12. The application under Section 561-A of the Code though filed in the name of Shvam Bihari is not supported by an affidavit by him. One Awadh Narayan, brother-in-law of Shvam Bihari, has sworn an affidavit alleging that the notice issued to Shvam Bihari was never served on him and that the letter dated 25-4-1970 purported to have been sisned by Shvam Bihari was not written by him in response to the notice. I, therefore, felt a necessity of an enauirv into the matter. The learned Sessions Judge afforded an opportunity to Shyam Bihari to cross-examine Shankerlal, Head Constable, who effected the service. The learned Sessions Judge has in his report dated 11-1-1972 found, as a fact, that the notice (Ex. A) was personally served on Shyam Bihari. It was then urged before me that (i) Shankerlal. Head Constable, be recalled for the purpose of identifying whether the person to whom he served the notice was Shvam Bihari or not and (ii) Shyam Bihari be permitted to examine an handwriting expert with a view to ascertain whether the signature appearing on the notice was his signature and whether the letter written in response to the notice was written by him. The matter was again remitted to the learned Sessions Judge for the purpose. He recalled Shankerlal, Head Constable, who stated that he had obtained the signatures 'X to X of a person who came out of Quarter No. 7/2, North T. T. Nagar. Bhopal. He also proved the endorsement 'Y to Y' regarding service. In his cross-examination, he was frank enough to state that he could not remember the age of the person on whom the notice was served by him. but stated that he was aged about 25 vears. Much is made of this fact. The learned Sessions Judge by his report dated 25-2-1972 has stated that Shvam Bihari did not want to examine any hand-writing, expert, and that in fact he went to the extent of denying that he had made any such application in this Court. The failure of (sic) the opportunity is a circumstance which speaks for itself. The genuineness of the signature on the notice as well as of the letter is beyond question. Head Constable, Shankerlal, has no doubt stated that he does not recollect or remember the identity or age of the person on whom he served the notice. But that is quite natural. The learned Sessions Judge rightly observes in his report dated 25-2-1972 that 'it is difficult to expect a constable who served a notice about two years back, to recollect and remember the identity or age of the person on whom he served the notice.' The finding of the learned Sessions Judge that Shyam Bihari was served personally with the notice must, therefore, be confirmed.
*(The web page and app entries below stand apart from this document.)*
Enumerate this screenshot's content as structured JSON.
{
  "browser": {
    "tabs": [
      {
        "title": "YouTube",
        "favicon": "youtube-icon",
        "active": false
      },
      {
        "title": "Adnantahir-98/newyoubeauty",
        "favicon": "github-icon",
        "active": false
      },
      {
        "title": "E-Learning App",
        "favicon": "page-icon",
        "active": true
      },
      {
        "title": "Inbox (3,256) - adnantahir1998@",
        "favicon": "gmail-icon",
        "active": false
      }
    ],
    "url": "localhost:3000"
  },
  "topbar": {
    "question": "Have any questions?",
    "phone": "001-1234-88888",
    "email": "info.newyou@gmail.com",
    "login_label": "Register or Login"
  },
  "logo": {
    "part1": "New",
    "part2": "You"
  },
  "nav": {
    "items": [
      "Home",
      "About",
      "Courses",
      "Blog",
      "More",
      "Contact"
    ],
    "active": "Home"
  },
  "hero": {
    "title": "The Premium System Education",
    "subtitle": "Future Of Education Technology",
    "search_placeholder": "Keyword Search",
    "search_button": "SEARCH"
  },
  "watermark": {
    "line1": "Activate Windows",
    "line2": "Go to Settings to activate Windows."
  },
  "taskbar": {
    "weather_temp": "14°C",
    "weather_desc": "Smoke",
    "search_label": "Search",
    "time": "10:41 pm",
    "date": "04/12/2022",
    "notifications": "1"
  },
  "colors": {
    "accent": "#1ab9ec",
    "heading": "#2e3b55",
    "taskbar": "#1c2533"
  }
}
13. The result, therefore, is that both the petitions are dismissed as being wholly without substance.